_Work item_
Look through the data below for the string "Jacques", and copy every line where it turns up.

_Provided material_
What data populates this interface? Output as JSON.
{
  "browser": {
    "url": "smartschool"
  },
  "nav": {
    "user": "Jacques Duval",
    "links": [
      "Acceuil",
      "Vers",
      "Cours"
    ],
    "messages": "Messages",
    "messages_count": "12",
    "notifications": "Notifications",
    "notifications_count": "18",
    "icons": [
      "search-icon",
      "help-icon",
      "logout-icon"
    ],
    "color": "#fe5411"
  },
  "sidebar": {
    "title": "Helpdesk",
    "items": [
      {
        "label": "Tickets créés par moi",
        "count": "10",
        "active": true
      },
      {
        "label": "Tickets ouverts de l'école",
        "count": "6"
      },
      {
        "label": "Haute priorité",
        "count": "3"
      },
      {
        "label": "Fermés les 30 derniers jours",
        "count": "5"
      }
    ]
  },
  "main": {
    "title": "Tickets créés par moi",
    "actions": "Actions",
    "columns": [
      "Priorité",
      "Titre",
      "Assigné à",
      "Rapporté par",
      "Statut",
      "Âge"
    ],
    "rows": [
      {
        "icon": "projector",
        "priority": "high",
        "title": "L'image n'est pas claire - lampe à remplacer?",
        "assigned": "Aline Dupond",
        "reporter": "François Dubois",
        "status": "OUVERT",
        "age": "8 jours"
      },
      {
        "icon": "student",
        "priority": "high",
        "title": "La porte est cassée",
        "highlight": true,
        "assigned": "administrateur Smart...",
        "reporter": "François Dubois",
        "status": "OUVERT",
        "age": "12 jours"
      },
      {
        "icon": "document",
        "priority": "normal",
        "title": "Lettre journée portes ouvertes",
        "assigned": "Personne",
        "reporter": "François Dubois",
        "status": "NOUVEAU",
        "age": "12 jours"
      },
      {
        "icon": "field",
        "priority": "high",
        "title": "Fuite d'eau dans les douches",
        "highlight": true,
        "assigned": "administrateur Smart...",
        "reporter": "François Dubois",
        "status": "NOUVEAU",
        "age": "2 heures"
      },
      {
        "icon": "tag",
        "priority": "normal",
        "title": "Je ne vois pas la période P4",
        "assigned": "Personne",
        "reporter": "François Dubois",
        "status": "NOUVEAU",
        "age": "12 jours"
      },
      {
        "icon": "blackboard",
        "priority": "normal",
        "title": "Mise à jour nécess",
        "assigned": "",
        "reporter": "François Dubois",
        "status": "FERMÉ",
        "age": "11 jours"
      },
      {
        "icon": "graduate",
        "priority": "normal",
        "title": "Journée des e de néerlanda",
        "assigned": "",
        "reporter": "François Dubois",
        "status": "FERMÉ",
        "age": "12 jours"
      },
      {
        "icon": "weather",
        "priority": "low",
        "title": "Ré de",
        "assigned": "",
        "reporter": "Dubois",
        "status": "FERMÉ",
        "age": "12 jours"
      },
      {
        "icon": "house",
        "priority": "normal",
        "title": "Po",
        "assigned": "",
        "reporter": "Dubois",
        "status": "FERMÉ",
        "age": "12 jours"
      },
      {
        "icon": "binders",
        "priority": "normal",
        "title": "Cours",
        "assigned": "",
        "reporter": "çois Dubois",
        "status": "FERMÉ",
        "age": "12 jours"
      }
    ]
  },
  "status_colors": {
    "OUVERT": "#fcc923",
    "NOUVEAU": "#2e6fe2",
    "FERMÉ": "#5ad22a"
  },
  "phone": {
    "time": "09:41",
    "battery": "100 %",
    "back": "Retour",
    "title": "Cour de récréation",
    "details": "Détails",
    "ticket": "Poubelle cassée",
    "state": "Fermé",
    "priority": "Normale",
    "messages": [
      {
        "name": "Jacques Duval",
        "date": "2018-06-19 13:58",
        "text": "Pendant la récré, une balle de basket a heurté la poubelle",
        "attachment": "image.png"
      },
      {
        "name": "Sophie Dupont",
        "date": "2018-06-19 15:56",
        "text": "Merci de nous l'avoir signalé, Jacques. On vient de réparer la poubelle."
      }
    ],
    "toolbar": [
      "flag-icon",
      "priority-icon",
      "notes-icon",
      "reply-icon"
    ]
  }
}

_Task output_
    "user": "Jacques Duval",
        "name": "Jacques Duval",
        "text": "Merci de nous l'avoir signalé, Jacques. On vient de réparer la poubelle."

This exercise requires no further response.